*** Data Section Begins ***
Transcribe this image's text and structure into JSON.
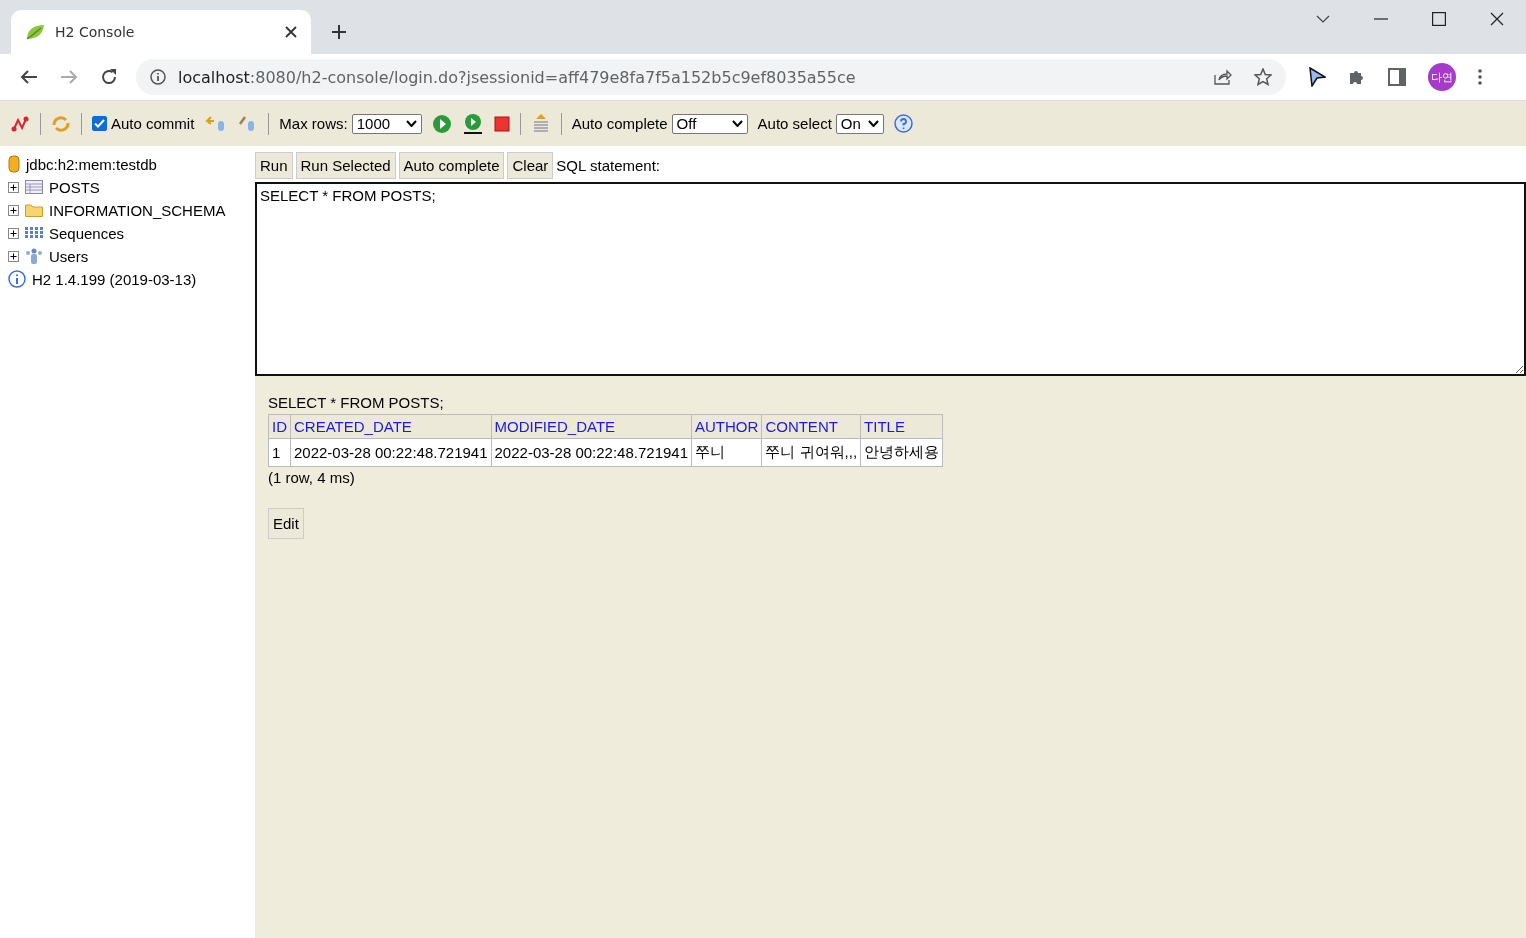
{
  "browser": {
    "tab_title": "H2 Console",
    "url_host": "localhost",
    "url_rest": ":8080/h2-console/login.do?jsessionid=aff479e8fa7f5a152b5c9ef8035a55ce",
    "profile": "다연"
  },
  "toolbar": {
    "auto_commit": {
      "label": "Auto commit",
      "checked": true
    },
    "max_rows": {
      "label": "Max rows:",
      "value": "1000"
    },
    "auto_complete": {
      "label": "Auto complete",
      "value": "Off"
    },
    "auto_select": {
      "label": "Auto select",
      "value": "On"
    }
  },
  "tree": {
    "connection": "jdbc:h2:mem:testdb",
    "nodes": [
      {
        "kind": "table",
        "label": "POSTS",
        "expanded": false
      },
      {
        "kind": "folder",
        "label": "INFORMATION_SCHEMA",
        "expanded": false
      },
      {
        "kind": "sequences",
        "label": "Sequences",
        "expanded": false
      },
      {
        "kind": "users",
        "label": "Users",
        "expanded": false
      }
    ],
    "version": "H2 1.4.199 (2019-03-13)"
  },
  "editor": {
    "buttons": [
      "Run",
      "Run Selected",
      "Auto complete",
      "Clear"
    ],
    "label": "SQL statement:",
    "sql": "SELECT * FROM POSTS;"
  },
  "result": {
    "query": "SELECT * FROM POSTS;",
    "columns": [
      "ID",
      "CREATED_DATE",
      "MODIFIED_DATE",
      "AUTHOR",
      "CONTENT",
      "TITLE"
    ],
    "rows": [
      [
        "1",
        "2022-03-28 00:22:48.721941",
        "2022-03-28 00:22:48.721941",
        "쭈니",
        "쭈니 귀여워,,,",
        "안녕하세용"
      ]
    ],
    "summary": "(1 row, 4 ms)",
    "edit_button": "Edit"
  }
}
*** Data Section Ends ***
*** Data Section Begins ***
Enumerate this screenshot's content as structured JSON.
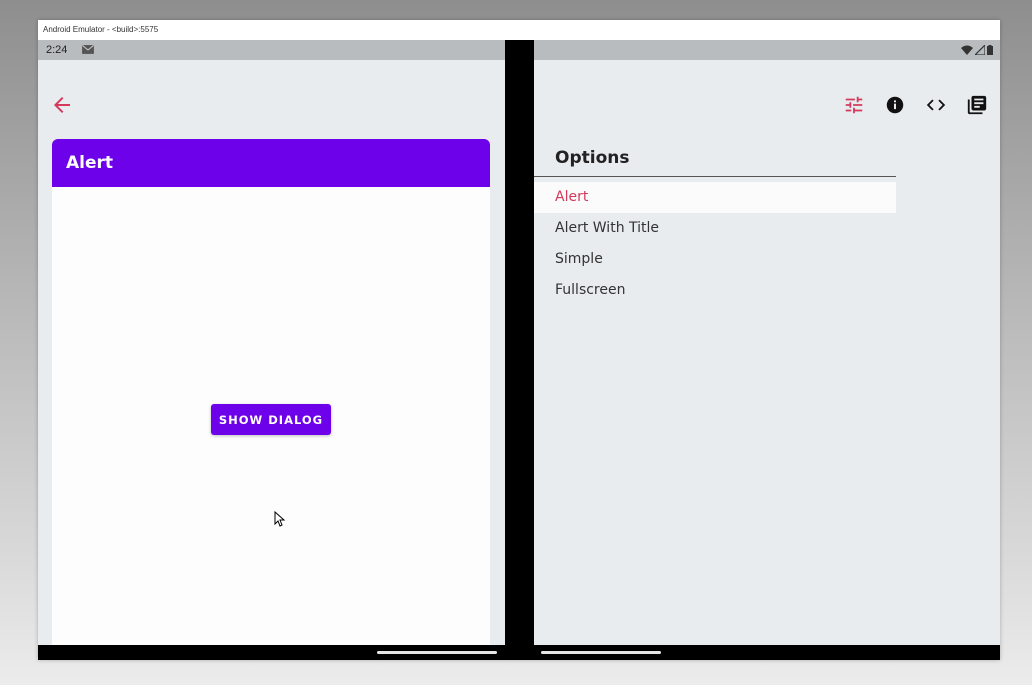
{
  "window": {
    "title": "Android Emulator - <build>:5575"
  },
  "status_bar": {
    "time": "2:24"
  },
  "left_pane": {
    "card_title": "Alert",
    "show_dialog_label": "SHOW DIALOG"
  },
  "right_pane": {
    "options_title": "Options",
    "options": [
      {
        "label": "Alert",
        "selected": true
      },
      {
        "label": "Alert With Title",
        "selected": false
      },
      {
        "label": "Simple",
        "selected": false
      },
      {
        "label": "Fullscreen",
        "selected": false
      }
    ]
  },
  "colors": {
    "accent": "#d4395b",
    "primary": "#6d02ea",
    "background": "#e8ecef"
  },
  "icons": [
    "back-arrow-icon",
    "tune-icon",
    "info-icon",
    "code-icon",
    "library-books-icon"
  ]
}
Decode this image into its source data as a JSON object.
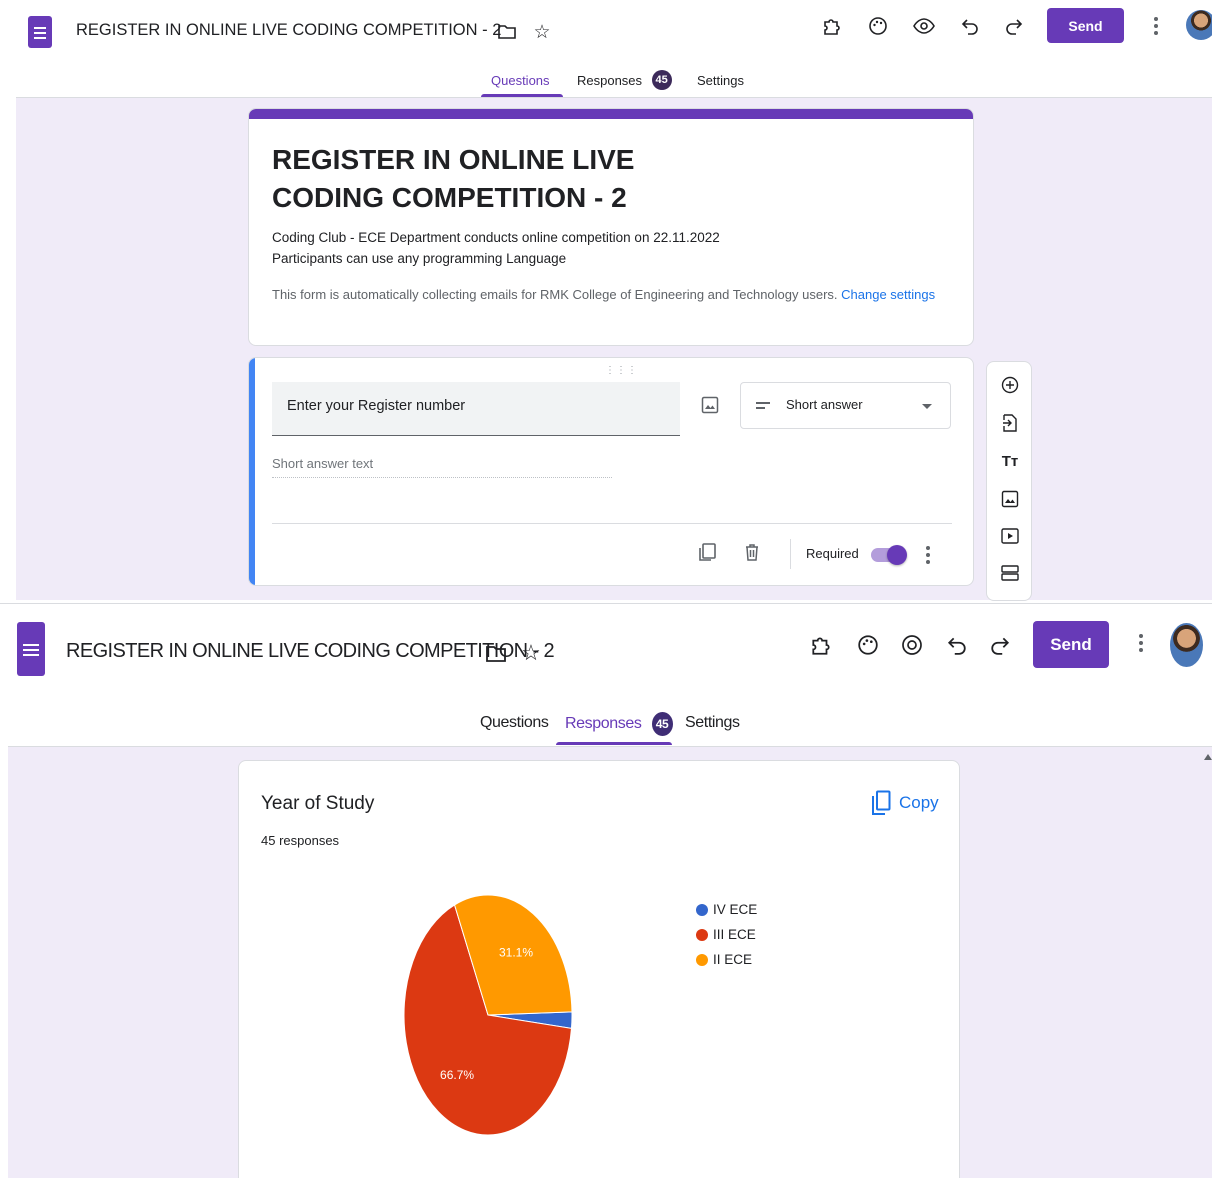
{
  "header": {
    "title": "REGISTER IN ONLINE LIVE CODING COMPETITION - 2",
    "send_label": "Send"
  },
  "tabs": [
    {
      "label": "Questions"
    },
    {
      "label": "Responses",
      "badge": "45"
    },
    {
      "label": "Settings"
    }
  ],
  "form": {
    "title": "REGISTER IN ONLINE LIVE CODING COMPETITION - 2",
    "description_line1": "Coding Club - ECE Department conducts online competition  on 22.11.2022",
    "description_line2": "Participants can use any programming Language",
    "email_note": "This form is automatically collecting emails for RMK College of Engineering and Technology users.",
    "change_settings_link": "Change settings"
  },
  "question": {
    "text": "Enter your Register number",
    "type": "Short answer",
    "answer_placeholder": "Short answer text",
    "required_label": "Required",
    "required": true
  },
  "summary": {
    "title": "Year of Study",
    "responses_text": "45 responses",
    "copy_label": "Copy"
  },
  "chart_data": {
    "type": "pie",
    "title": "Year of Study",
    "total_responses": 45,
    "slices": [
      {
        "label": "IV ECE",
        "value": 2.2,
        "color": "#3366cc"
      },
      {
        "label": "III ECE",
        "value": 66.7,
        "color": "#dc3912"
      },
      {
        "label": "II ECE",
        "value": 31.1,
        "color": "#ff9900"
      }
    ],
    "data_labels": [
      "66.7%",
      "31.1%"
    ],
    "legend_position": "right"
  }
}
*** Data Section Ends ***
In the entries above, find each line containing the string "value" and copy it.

Your response:
      "value": "1000"
      "value": "Off"
      "value": "On"
        "value": 2.2,
        "value": 66.7,
        "value": 31.1,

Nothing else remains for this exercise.